ISIS attaches great importance to the battle for hearts and minds, and invests considerable resources in this area (skilled personnel, large sums of money). ISIS has a highly effective propaganda system that produces a large amount of media products. It is run by Iraqi and Syrian professionals, who work together with Arab and Western professionals. ISIS perceives the Internet, and social networks in particular, as the primary means for spreading its ideology and political messages in the West and in the Arab/Moslem world, and as an important tool for recruiting foreign fighters, for fundraising and for communication between its operatives.Effectively monitoring and blocking ISIS-affiliated accounts on social networks may disrupt ISIS’s propaganda system.
- Tweets on Twitter and videos uploaded to YouTube by ISIS operatives in Syria and Iraq have enabled researchers to monitor their movements in Iraq and Syria. The data was collected by researchers from IHS Conflict Monitor. According to the study, ISIS is directing most of its attention to weakening the Syrian regime and is paying the price in the form of losing territory to the Kurds in northern Syria. Data collected between March and May 2015 indicates tactical decisions by ISIS not to attack the Kurdish forces on the northern front, which would expose the ISIS operatives to US and coalition airstrikes (technology.inquire.net, June 21, 2015).
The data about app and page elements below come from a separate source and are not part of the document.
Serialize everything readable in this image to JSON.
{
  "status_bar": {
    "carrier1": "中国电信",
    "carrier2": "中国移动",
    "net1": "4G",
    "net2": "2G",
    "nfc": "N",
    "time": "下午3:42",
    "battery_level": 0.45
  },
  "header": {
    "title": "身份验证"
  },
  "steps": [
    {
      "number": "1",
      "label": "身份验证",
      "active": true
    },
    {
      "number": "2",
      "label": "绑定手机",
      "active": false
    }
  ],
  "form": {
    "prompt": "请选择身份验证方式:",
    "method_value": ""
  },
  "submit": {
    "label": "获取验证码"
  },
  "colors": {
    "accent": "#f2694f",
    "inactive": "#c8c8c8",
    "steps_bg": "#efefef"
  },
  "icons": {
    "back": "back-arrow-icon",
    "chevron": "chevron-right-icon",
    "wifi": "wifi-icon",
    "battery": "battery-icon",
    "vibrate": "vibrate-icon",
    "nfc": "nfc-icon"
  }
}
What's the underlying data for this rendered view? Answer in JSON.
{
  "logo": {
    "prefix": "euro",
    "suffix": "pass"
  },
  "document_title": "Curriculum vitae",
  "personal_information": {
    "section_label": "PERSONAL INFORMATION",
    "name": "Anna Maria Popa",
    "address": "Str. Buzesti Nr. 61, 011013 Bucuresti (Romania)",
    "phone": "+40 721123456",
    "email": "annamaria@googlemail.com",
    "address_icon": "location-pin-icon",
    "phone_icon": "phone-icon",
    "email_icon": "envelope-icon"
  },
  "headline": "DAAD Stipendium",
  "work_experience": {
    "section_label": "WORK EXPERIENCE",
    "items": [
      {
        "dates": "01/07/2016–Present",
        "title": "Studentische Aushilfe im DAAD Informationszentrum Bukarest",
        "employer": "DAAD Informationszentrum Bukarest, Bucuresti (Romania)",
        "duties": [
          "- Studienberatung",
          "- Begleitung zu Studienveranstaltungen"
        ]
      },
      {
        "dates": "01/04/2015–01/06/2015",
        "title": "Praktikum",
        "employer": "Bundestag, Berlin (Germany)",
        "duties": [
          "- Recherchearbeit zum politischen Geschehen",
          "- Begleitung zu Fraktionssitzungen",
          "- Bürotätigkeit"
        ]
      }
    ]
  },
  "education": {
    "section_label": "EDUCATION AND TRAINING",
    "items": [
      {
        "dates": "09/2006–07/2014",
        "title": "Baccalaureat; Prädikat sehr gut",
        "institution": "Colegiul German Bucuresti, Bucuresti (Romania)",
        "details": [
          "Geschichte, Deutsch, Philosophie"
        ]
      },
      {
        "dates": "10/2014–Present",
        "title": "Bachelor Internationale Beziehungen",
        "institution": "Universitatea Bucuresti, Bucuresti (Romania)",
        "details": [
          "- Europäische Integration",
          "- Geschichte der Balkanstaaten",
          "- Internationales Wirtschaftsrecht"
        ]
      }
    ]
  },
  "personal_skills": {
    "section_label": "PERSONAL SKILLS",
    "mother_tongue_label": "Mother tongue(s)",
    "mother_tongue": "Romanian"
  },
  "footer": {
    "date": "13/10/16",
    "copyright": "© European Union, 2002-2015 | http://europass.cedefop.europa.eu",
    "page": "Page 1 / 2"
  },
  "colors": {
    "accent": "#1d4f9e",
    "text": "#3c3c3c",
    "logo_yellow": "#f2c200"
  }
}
- Five Thai college students were detained in Pakistan after trying to smuggle a handgun, bullets and propaganda materials on a flight to Thailand. The five are suspected of having ties with local rebels and with ISIS. At least two of them were trained by ISIS operatives or had ties with ISIS operatives. According to the Prime Minister of Singapore, Southeast Asia is a center for recruiting operatives for ISIS. He said at least 500 Indonesians and dozens of Malaysians had been recruited by ISIS (Bangkok Post, June 12, 2015).